I’m Lyle Richardson. You might know me from my website, Spector’s Hockey, my thrice-weekly rumor column at THN.com, my weekly column at Eishockey News (if you read German), and my former gig as a contributing writer to Foxsports.com.

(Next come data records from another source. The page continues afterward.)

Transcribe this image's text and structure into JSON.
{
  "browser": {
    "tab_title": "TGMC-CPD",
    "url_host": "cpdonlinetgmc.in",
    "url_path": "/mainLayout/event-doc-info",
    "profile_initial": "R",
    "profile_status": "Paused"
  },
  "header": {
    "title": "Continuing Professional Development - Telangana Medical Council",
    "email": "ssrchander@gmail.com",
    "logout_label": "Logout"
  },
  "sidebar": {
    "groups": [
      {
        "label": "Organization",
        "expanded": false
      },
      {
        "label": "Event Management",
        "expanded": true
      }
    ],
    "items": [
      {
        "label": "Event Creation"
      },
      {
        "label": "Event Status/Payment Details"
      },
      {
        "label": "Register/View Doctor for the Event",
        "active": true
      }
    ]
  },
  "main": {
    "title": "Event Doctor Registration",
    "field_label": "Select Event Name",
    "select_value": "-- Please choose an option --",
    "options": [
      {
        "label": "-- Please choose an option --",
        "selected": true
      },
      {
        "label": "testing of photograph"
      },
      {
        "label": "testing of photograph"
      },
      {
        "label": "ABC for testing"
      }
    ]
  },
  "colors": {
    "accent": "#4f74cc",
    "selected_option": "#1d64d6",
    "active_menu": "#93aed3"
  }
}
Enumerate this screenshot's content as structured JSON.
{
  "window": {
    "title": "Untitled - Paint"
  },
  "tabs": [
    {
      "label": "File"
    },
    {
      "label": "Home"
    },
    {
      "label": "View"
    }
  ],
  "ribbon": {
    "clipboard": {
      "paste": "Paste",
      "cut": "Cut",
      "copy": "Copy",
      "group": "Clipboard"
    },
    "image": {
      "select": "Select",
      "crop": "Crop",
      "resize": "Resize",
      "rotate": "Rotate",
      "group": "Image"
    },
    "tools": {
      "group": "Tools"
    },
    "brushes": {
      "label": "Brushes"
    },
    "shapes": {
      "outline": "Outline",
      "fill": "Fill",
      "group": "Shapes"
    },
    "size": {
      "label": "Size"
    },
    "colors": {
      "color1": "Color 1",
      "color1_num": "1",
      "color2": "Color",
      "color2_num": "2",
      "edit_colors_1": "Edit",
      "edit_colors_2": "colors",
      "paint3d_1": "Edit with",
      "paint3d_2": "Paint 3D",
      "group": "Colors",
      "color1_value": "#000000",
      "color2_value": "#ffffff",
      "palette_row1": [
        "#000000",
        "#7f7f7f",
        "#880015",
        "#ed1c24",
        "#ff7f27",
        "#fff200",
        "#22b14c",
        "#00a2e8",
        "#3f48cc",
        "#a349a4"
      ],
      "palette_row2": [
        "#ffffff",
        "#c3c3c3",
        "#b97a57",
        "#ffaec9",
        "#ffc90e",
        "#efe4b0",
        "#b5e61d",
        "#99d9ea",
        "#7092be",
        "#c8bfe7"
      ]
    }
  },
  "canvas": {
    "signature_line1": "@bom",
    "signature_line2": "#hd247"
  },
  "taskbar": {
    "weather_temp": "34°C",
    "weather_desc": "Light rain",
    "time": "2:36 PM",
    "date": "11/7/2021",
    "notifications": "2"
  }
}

I’ll be writing a once-weekly blog here with my take on all things NHL. Who knows, I might actually find time to debunk a trade rumor or two.